A question that GMPT members often ask us is whether bonding is an option for funding their park or trail project. The answer is that it depends on a variety of factors, such as the nature of the project, its cost, and your legislators’ political strength and willingness to advocate for your project. For some projects, bonding may be an option worth pursuing, but other paths, such as Legacy or DNR grants, should also be pursued.

State parks and trails are far more likely than a regional project to receive bonding funds, and a regional park or trail is much more likely to receive bonding funds than a local project. Demand for bonding dollars far outstrips the available funds, and legislators typically argue that bonding funds should be reserved for projects that have statewide or, at minimum, regional significance. There are exceptions to this rule, but they are rare.

The process for bonding selection is much more political than the grant process. To pass a bonding bill, three-fifths of the members of both the House and Senate must vote for the bill. To reach that vote total, the bonding committee in both House and Senate will look to assemble a bill that includes projects from enough legislative districts to ensure sufficient votes for the project. One of the most important factors for getting your park or trail project in a bonding bill is the strong support of your legislators. To achieve success, your legislators need to make your project a priority to get into the bill and promise to vote for the bill if your project is included. To move a project forward, you will also need the support of your city council or county commissioners. Your legislators will most likely promote the projects that are backed strongly by your local elected officials.

If you can garner the support of your local government officials and legislators, the first step will to be to submit a capital budget request to Minnesota Management and Budget (MMB) by June 14, 2019. MMB recently released its capital budget instructions, outlining the process by which local governments and state agencies submit capital budget requests to be considered for inclusion in the Governor’s next bonding proposal. This is the first step in the agency’s capital budget process, which will conclude with submission of the Governor’s 2020 bonding proposal to the Legislature next January. Submitting your project through this process may also help secure your project a stop on the House and Senate’s traditional bonding tour, which typically takes place in the summer and fall.

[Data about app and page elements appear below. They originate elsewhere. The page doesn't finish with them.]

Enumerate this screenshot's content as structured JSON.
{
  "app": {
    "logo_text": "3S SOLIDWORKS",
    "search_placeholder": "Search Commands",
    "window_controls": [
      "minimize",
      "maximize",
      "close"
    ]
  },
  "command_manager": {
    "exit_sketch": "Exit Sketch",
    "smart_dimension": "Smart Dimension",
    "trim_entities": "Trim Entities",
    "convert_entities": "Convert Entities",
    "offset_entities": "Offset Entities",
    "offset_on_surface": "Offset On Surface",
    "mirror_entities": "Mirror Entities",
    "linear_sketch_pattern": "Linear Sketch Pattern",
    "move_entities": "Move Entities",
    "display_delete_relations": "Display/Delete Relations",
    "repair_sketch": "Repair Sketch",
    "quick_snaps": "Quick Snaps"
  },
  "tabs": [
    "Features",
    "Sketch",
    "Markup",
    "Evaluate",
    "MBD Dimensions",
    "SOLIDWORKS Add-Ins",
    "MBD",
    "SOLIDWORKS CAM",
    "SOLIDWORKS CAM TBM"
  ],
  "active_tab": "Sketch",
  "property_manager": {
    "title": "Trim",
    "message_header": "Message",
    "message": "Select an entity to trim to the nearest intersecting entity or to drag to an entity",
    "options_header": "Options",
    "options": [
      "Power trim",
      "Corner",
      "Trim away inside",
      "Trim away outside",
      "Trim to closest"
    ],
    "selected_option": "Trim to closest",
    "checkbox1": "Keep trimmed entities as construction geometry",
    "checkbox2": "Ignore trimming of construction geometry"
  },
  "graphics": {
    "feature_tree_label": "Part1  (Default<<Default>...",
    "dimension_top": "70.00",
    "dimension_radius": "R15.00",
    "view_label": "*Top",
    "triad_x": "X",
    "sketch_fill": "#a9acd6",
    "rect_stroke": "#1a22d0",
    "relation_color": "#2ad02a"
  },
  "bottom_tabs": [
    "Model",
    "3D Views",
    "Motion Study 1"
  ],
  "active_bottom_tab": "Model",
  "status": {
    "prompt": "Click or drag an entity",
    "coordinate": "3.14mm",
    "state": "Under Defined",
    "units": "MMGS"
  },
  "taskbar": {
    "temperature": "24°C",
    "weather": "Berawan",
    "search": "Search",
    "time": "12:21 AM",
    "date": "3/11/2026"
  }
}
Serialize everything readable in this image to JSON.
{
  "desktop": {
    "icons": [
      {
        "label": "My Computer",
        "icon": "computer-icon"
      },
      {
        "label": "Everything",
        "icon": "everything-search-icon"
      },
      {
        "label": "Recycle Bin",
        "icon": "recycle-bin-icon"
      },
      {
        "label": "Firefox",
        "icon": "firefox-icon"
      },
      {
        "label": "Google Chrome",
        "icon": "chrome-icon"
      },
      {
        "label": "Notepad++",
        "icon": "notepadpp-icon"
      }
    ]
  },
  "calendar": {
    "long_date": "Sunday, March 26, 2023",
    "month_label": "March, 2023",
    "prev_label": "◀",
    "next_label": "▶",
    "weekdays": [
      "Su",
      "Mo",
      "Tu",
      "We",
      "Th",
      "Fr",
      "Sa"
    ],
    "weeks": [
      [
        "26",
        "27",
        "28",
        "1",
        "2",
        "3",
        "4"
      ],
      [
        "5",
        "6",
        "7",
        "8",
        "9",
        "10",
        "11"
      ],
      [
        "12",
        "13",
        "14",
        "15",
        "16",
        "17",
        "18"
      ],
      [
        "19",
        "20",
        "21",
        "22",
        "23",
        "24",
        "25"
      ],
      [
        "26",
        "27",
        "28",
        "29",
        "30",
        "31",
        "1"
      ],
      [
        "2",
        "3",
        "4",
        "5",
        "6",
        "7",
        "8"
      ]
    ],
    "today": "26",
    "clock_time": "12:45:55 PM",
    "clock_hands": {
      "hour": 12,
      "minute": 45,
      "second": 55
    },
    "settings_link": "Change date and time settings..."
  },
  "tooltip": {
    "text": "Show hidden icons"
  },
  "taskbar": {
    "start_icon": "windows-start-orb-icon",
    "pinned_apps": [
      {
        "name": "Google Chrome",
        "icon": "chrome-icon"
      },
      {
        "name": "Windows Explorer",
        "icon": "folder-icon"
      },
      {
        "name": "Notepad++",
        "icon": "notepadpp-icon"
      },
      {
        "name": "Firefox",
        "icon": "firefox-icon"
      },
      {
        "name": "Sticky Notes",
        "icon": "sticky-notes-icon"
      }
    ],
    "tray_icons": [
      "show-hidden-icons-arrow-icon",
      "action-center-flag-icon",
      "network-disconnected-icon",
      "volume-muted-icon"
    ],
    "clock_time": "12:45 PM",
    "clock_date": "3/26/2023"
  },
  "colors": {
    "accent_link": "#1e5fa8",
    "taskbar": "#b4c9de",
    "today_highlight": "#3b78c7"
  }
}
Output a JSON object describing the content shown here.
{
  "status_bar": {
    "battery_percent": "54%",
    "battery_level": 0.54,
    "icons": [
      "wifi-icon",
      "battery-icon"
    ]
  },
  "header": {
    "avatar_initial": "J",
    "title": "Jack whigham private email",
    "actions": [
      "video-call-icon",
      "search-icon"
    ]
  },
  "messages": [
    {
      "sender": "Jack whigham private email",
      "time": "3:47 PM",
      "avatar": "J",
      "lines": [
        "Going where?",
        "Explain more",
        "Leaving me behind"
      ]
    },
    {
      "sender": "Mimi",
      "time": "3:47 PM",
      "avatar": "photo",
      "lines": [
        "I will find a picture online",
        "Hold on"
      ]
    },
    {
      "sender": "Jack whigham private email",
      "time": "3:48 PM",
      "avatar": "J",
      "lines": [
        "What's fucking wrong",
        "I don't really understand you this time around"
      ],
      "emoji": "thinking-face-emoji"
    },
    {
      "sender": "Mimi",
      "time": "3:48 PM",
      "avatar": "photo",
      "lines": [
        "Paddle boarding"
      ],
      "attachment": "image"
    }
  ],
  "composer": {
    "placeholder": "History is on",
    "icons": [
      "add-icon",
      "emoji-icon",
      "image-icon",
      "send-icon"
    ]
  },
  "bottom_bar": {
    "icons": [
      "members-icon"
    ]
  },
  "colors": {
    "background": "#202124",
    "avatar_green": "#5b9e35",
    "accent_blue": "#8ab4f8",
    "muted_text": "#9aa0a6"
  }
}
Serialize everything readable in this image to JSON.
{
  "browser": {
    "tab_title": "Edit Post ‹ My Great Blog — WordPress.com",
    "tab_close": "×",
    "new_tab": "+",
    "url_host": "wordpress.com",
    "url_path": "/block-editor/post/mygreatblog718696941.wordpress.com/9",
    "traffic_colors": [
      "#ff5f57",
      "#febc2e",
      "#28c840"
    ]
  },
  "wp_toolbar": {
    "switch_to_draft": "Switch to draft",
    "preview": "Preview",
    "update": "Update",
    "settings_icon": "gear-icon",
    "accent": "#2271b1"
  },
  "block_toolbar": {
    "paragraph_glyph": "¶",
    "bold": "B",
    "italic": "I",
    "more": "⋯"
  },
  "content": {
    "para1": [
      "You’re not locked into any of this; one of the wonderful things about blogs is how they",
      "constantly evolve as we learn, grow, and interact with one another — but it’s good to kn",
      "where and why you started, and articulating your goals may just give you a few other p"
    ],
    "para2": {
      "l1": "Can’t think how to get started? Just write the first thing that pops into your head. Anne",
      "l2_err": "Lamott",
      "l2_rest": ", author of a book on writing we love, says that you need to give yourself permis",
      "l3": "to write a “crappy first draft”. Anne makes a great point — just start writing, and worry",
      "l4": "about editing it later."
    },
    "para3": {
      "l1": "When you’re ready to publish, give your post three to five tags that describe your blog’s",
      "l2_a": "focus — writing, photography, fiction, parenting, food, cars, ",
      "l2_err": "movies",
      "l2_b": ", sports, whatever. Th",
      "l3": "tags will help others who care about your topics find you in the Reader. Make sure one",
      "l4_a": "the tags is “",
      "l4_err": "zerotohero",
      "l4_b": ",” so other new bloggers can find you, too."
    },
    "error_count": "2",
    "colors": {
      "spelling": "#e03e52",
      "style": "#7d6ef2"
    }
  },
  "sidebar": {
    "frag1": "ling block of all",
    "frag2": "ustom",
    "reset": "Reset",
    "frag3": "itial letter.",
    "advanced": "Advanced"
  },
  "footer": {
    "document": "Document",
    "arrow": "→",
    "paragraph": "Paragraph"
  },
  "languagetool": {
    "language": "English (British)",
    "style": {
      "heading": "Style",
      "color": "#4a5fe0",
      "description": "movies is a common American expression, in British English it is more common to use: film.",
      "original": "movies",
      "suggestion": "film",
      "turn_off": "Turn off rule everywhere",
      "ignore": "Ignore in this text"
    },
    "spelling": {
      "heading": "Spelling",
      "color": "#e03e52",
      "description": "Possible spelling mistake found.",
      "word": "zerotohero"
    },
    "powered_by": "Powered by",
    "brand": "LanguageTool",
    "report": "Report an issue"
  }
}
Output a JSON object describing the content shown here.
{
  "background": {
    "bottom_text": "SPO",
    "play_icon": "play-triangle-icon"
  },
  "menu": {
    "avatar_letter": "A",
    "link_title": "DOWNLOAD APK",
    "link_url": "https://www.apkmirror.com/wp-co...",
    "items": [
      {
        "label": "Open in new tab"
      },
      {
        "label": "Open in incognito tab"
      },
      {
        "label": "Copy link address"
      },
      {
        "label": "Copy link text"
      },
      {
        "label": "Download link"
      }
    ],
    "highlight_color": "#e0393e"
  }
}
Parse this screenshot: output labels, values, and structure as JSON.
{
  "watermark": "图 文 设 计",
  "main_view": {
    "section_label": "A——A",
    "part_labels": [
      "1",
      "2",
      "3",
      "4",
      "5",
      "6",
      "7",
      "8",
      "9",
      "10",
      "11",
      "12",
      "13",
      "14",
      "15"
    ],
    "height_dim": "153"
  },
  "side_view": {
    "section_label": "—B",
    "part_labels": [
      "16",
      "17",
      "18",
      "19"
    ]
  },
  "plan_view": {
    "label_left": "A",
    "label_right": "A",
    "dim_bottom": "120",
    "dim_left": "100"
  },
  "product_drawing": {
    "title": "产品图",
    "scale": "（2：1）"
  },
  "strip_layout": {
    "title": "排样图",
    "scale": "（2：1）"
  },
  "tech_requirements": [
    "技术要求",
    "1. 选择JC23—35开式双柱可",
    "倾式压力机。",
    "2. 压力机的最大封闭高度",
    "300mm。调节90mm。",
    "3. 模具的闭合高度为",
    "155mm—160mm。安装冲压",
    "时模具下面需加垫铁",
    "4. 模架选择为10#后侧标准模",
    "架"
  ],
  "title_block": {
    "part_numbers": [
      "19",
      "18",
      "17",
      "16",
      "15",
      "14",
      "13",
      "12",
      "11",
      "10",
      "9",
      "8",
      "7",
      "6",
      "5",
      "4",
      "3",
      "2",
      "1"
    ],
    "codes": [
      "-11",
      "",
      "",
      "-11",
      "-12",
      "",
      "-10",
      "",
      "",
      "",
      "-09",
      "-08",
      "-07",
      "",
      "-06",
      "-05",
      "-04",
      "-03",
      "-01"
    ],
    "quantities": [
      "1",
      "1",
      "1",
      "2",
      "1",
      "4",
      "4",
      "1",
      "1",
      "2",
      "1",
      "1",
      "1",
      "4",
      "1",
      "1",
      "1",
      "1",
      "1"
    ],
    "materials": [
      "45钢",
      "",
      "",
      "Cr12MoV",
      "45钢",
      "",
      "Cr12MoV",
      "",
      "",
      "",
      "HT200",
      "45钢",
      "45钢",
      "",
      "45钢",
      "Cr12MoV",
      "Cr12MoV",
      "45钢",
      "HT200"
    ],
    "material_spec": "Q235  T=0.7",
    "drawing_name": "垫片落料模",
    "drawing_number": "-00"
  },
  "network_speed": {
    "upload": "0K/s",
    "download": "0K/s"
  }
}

You can find all of the relevant documents related to submitting a bonding proposal HERE.